Dave Ramsey, the founder of Financial Peace University, is offering a free 2012 Christmas Budget form HERE It has columns for you to enter how much you plan to spend and how much you actually spent. It’s a great way to very clearly see how much you have left over or how much you have overspent on gifts. You can print out the form and fill in the blanks using a pencil or use the online form and type in your numbers. If you use the online form, it will automatically add up your totals for you. You could also create the same type of form on Excel if you prefer.
The key is to make sure you are adjusting your spending if you see that you have started to overspend. For many people, a cash system works best. Only take the cash you plan to spend and don’t charge anything. The financial “experts” have said that people who use their credit cards spend 30% more than people who pay with cash. Obviously that is not true for everyone, but if you have the tendency to overspend when you pay with plastic, stick to cash.
Our holiday gift budget
In our family, we have agreed to buy gifts for just the kids including the cousins, nieces and nephews. Our agreed upon budget is $10 per child. Most of the kids on the list (tweens and teens) prefer gift cards so I’ll be looking for some good gift card promotions to score an extra bonus when I buy the gift cards. Gift cards are also great to give to out-of-town family because they cost very little to send (cost of a stamp) versus a mailing a gift that requires a box (usually $5 or more per package). And you don’t have to wait in the long lines at the post office to mail a card. The adults do not buy gifts for each other although I do buy gifts for my dad and mother-in-law. We usually bake for the other adults including family and friends. Baking ingredients also cost money so I add that into the budget.
Each of my 2 girls gets to pick one “big” (ie: more expensive) gift and then they get a number of smaller items I have been stashing away since January. Now I just have to find where I have hidden everything! This year, my oldest requested a pair of Ugg boots that run $150 (ouch!). Her feet have not grown for about 2 years and they are very warm boots so I was actually pleased that she picked such a practical gift. She has been asking for these boots for a while so I have been saving up credit card reward points to get a gift card to a store that carries them. I ended up getting them for ½ price after the gift card I had – which is a fantastic price for these boots!
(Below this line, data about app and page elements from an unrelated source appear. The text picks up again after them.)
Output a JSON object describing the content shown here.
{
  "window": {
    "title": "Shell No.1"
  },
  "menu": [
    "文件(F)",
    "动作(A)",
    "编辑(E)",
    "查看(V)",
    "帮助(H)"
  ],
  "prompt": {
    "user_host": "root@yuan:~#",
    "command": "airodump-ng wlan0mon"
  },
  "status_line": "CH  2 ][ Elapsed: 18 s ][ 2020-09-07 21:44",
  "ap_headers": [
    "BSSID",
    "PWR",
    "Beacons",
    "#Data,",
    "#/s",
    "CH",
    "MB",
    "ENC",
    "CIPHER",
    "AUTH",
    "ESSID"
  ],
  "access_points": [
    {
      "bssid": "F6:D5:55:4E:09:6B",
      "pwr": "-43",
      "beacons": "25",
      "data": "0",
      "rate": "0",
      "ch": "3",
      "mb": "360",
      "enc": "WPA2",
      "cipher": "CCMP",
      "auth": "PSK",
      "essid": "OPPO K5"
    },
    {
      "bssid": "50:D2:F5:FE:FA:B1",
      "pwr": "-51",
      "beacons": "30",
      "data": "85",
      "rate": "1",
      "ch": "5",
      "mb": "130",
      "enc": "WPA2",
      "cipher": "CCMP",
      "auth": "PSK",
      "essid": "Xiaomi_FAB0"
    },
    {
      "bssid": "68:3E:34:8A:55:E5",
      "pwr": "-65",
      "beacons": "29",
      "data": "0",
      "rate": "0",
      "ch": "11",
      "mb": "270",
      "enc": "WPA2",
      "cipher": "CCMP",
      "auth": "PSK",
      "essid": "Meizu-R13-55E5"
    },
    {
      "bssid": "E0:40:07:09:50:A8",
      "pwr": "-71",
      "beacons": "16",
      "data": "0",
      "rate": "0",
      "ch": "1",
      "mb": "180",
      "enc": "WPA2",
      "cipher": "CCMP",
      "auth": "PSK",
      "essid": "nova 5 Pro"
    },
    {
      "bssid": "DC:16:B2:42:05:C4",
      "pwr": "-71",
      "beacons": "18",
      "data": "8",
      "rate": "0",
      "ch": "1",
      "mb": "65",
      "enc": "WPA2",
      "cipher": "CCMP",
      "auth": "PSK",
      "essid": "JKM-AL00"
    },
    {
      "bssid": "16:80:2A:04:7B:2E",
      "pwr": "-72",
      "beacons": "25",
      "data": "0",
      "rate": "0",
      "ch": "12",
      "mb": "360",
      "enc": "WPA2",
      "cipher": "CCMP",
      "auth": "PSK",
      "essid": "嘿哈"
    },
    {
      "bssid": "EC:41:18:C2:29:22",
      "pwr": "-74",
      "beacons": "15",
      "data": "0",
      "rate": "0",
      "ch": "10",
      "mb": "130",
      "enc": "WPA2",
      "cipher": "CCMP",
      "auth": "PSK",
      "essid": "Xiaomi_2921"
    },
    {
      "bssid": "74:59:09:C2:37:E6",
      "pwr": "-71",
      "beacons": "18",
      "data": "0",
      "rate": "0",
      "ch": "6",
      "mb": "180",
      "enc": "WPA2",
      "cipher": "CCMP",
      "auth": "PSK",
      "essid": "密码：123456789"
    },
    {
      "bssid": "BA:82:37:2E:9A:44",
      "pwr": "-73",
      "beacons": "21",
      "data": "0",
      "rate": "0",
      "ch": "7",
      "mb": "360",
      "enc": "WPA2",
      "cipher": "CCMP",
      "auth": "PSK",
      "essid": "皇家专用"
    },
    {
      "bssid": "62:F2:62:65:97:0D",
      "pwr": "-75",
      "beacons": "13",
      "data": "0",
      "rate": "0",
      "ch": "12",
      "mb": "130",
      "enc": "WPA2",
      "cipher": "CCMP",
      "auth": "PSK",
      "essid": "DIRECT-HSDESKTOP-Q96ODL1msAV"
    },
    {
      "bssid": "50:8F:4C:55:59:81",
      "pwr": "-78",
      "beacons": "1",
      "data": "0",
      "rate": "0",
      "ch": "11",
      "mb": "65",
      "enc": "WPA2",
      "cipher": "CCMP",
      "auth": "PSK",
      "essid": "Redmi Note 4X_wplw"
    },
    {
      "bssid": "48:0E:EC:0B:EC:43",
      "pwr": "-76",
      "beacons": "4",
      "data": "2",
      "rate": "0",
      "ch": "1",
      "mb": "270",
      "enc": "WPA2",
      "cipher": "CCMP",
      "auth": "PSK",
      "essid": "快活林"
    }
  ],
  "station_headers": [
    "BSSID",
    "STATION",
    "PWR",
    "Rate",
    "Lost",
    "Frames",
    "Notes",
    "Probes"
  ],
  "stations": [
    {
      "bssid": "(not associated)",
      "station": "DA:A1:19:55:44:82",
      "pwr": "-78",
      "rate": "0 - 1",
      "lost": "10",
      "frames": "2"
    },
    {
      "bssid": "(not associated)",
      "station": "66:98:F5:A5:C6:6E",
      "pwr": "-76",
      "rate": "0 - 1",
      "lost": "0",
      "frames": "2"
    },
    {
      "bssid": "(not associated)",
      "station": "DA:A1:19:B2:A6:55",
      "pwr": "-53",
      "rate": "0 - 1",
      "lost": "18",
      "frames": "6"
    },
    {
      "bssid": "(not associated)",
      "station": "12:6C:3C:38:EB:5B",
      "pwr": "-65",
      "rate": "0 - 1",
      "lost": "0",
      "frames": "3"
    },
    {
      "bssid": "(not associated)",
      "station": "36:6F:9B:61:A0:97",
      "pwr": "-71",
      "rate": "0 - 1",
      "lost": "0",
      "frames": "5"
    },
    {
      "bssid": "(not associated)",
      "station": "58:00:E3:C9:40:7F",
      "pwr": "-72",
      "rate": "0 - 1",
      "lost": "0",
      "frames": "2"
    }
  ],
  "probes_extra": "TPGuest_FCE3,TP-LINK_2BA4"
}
My husband and I usually spend $50 or less on each other. I don’t need any expensive jewelry and he doesn’t need a 5000” flat screen TV. What we do need is to feel financially secure in a very unstable economy, so we stash the cash instead of buying expensive gifts for each other. We both feel strongly about remaining debt-free (other than the mortgage) and the holidays are no exception. I guess our real gift to each other is that we take the long-term security of our family seriously, which is priceless! This year my husband is getting 2 books he requested and some fun manly toys that were good deals through Groupon. I can’t divulge the specifics because he may actually read this!
I also send out holiday cards each year that I purchased the year before during the post-holiday sales in January for 75 – 90% off. This year we are sending out picture cards using photo insert holiday cards I bought during the clearance sales last year. I am using a photo that I took of the girls and will have copies made inexpensively at the drug store (and paid for using a prescription transfer gift card!).
Clearly we do not go overboard regarding expenses during the holidays but I know of families that spend $300 or more per family member. They may rack up $1500 or more worth of holiday bills that all get charged to the card and won't be paid off in January. We prefer to focus on the meaning of the holiday and the time we get to spend with family, friends and the kids while they are out of school for a couple weeks.
Your holiday gift budget
Let’s hear it – do you have a gift budget for the holidays? If so, how have you determined what to spend? Do you have a total you are willing to spend for all the gifts you plan to buy or a per person amount? Feel free to share your actual budget, if you are willing.
We'll be talking about frugal gifts ideas in the next week. Here’s to a fabulous and frugal Christmas, Hanukah, Kwanza and anything else you happen to celebrate this time of year!